- _WHAT IS BEING ASKED_
Once you have read the listing below, write all of it out again exactly.
*** EXCERPTED RECORDS Section Begins ***
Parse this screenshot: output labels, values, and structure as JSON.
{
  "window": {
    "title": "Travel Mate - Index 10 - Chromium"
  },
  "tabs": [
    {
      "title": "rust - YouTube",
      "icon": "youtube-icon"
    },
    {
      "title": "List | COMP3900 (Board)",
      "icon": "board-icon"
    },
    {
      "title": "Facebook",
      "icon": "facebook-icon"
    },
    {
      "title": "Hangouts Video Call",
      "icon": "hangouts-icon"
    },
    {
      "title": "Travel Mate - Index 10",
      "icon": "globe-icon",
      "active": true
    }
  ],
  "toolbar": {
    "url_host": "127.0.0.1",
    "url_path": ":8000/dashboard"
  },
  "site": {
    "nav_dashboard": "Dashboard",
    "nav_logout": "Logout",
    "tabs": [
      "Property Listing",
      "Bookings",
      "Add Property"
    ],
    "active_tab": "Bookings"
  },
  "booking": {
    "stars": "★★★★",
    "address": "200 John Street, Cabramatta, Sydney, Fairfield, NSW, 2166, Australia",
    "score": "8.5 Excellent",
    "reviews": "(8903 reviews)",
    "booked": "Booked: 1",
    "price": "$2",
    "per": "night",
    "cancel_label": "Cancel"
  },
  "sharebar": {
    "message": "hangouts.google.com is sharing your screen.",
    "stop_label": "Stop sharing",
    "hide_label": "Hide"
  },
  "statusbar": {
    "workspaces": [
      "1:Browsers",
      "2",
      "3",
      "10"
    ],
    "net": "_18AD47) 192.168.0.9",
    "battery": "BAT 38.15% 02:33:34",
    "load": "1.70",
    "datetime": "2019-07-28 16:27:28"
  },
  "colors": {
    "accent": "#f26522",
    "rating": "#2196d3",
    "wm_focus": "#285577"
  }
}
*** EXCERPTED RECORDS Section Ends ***
- _EXERCISE OUTPUT_
Parse this screenshot: output labels, values, and structure as JSON.
{
  "window": {
    "title": "Travel Mate - Index 10 - Chromium"
  },
  "tabs": [
    {
      "title": "rust - YouTube",
      "icon": "youtube-icon"
    },
    {
      "title": "List | COMP3900 (Board)",
      "icon": "board-icon"
    },
    {
      "title": "Facebook",
      "icon": "facebook-icon"
    },
    {
      "title": "Hangouts Video Call",
      "icon": "hangouts-icon"
    },
    {
      "title": "Travel Mate - Index 10",
      "icon": "globe-icon",
      "active": true
    }
  ],
  "toolbar": {
    "url_host": "127.0.0.1",
    "url_path": ":8000/dashboard"
  },
  "site": {
    "nav_dashboard": "Dashboard",
    "nav_logout": "Logout",
    "tabs": [
      "Property Listing",
      "Bookings",
      "Add Property"
    ],
    "active_tab": "Bookings"
  },
  "booking": {
    "stars": "★★★★",
    "address": "200 John Street, Cabramatta, Sydney, Fairfield, NSW, 2166, Australia",
    "score": "8.5 Excellent",
    "reviews": "(8903 reviews)",
    "booked": "Booked: 1",
    "price": "$2",
    "per": "night",
    "cancel_label": "Cancel"
  },
  "sharebar": {
    "message": "hangouts.google.com is sharing your screen.",
    "stop_label": "Stop sharing",
    "hide_label": "Hide"
  },
  "statusbar": {
    "workspaces": [
      "1:Browsers",
      "2",
      "3",
      "10"
    ],
    "net": "_18AD47) 192.168.0.9",
    "battery": "BAT 38.15% 02:33:34",
    "load": "1.70",
    "datetime": "2019-07-28 16:27:28"
  },
  "colors": {
    "accent": "#f26522",
    "rating": "#2196d3",
    "wm_focus": "#285577"
  }
}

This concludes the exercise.